Segment Start: Entries shown

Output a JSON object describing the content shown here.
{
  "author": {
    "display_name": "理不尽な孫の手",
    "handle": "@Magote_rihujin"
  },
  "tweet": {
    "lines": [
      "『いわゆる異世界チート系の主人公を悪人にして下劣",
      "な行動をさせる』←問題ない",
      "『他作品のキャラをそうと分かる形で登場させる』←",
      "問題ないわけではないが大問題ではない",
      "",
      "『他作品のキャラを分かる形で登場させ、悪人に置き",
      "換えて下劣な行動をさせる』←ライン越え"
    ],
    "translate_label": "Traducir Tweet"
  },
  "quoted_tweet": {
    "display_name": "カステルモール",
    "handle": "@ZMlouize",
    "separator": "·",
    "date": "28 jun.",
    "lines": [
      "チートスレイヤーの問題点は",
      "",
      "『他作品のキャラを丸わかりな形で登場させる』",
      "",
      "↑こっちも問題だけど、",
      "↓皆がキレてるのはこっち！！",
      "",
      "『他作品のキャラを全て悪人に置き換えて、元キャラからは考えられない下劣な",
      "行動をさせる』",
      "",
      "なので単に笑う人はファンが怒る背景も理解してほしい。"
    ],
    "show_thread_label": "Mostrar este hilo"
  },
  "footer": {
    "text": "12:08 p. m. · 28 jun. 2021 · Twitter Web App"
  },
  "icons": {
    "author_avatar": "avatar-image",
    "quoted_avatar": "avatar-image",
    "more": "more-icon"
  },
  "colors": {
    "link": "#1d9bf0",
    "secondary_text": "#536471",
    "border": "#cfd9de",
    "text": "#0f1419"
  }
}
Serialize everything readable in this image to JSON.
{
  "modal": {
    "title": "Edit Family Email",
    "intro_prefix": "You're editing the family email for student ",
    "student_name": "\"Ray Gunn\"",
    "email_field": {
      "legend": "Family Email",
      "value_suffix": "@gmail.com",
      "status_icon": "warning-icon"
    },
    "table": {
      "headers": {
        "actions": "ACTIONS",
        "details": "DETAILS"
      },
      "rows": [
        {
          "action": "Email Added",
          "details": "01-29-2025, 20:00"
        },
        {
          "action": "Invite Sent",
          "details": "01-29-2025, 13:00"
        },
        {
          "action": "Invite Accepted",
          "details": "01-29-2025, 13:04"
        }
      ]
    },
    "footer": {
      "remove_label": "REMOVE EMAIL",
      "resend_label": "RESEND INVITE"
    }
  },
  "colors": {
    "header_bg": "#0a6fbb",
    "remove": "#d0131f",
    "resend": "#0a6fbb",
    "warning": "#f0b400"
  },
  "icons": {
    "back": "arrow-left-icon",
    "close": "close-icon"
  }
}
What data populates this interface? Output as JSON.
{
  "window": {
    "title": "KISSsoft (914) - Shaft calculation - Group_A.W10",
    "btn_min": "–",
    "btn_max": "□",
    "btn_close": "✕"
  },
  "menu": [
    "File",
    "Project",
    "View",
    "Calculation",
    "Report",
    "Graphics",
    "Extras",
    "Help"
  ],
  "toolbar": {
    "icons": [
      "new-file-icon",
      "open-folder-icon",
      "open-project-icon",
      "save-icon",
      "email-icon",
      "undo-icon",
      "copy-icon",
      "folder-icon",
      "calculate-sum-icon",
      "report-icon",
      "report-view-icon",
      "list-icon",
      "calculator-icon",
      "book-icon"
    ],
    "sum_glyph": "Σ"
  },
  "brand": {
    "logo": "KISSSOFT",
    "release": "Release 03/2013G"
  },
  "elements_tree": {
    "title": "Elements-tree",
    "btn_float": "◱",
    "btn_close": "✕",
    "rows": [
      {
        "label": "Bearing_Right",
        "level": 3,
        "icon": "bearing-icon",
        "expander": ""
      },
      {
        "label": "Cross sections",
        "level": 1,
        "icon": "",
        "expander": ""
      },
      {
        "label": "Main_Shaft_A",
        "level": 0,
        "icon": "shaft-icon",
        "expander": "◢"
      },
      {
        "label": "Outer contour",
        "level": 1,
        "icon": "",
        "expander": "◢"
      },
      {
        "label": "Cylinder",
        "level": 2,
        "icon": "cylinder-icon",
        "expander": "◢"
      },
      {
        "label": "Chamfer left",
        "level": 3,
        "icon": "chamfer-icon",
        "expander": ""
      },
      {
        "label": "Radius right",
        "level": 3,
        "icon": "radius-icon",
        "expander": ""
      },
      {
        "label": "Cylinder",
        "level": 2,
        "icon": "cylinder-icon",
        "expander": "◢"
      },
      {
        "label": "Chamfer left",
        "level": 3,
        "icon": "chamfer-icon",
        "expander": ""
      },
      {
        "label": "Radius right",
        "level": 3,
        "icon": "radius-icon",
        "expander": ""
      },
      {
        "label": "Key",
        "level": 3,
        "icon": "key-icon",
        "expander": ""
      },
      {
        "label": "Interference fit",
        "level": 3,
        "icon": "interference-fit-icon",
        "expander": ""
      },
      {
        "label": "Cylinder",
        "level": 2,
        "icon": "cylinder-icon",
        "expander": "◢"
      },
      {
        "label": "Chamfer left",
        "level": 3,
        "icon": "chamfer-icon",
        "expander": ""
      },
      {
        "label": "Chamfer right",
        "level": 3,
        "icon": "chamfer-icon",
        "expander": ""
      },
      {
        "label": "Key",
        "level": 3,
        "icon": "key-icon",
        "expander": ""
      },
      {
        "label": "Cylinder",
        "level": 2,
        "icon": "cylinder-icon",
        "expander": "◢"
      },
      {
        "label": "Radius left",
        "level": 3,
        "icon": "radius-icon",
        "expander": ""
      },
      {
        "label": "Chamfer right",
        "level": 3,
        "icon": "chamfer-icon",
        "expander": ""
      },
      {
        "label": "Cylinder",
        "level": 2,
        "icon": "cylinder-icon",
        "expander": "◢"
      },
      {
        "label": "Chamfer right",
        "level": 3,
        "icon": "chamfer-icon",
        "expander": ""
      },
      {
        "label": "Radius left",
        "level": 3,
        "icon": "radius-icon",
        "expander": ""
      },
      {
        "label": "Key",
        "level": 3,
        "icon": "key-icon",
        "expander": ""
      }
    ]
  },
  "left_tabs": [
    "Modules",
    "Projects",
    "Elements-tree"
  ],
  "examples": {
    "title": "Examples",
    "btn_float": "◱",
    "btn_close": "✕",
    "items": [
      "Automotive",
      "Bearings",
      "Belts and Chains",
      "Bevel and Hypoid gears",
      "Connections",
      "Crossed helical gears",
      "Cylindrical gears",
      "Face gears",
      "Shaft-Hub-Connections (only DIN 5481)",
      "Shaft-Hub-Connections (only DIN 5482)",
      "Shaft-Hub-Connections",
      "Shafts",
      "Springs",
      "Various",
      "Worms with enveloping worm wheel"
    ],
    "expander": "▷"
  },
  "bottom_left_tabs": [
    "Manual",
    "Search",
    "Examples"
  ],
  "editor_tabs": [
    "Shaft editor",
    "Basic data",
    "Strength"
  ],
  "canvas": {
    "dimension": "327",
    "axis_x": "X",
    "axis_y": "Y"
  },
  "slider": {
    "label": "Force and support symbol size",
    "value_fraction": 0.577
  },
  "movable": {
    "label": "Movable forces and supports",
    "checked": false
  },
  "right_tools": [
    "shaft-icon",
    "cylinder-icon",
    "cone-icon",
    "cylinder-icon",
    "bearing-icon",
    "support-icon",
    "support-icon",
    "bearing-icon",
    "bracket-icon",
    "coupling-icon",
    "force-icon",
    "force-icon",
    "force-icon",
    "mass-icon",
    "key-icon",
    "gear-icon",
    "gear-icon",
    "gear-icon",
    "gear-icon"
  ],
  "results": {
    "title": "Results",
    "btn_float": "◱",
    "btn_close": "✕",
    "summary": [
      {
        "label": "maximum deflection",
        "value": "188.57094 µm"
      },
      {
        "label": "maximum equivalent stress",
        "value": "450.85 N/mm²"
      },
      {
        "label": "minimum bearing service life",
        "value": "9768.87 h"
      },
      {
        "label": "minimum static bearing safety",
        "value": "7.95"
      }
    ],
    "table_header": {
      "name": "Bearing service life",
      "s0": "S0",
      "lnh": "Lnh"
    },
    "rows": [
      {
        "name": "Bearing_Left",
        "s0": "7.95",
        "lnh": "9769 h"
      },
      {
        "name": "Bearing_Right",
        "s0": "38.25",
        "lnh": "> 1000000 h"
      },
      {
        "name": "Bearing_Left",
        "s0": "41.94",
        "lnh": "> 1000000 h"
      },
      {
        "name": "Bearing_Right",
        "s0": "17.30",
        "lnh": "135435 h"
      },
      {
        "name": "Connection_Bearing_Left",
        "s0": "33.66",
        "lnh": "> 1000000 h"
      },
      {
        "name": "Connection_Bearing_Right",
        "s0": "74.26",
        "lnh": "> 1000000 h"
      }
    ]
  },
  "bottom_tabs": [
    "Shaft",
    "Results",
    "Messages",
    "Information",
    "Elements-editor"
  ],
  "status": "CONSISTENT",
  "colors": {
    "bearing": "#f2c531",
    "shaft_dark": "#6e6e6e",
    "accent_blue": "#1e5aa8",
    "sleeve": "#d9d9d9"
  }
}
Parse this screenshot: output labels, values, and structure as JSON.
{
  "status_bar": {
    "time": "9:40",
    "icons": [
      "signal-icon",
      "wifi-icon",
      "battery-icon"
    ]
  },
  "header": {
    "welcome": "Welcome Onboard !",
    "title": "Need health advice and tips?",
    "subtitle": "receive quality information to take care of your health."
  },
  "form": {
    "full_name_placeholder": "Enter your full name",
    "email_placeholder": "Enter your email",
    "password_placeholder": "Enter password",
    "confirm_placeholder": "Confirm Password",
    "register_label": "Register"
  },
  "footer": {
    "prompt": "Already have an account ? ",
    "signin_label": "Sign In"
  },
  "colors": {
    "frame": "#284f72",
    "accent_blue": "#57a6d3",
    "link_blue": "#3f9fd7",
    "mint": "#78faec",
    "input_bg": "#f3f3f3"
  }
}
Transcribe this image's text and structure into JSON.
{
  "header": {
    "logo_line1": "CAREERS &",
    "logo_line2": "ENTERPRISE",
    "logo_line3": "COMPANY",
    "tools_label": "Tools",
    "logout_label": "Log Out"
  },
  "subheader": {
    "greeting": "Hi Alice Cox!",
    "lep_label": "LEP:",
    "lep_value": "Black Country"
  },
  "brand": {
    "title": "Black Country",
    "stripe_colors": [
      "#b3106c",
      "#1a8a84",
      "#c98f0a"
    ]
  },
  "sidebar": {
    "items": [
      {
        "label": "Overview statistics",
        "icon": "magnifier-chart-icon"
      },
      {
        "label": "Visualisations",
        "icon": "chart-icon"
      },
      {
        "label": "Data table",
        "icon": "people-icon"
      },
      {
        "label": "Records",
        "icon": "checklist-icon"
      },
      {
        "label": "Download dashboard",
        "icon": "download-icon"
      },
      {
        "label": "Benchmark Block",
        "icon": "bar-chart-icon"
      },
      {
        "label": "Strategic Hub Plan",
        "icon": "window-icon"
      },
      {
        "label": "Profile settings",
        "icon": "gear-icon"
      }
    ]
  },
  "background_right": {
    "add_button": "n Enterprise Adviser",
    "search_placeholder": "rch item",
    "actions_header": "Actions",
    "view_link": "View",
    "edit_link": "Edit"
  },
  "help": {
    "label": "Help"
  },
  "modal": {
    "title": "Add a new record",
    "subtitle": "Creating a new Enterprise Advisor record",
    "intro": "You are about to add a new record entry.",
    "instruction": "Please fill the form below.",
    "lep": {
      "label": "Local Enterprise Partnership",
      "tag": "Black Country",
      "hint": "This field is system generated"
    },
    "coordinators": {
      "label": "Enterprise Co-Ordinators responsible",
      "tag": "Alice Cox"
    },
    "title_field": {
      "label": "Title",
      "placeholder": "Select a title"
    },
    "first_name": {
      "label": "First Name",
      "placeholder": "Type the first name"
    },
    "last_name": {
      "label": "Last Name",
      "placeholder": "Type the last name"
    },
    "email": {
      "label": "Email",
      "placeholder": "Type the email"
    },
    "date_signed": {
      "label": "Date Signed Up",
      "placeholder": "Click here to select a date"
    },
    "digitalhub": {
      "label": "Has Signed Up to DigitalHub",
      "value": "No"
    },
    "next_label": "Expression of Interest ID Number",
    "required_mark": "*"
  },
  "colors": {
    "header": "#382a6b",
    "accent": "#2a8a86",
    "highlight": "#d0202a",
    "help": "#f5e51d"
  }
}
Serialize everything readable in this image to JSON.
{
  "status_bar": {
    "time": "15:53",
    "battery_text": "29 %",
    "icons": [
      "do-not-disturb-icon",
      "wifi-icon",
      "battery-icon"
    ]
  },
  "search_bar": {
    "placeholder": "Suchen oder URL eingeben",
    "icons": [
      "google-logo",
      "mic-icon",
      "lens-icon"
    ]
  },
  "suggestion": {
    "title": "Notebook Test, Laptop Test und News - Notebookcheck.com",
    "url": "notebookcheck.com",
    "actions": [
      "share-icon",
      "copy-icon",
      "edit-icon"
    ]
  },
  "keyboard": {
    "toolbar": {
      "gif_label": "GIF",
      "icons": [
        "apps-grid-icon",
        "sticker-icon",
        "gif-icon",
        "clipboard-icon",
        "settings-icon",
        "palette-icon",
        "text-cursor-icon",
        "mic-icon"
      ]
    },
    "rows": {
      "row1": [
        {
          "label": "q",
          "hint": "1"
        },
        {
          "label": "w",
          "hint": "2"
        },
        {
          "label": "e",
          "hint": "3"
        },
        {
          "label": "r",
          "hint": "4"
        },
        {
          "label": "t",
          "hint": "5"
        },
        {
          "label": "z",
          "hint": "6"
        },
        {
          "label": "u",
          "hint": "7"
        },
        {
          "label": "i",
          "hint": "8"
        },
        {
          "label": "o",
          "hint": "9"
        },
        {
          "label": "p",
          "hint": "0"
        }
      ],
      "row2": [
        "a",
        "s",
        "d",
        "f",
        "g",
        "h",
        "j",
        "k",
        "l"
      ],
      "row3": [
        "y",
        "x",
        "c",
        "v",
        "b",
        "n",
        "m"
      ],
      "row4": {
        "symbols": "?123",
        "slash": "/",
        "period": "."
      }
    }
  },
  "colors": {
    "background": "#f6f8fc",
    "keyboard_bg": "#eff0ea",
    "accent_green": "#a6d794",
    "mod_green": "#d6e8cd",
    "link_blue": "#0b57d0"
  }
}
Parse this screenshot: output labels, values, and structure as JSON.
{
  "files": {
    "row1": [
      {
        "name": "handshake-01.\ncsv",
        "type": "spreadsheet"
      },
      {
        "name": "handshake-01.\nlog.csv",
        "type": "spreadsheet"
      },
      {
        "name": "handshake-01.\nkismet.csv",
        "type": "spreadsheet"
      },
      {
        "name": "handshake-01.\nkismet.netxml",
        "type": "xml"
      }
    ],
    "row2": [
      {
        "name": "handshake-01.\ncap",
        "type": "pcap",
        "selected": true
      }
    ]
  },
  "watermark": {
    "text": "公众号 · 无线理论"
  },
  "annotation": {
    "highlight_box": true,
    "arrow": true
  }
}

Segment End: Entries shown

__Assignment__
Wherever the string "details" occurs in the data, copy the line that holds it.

__Result of the exercise__
        "details": "DETAILS"
          "details": "01-29-2025, 20:00"
          "details": "01-29-2025, 13:00"
          "details": "01-29-2025, 13:04"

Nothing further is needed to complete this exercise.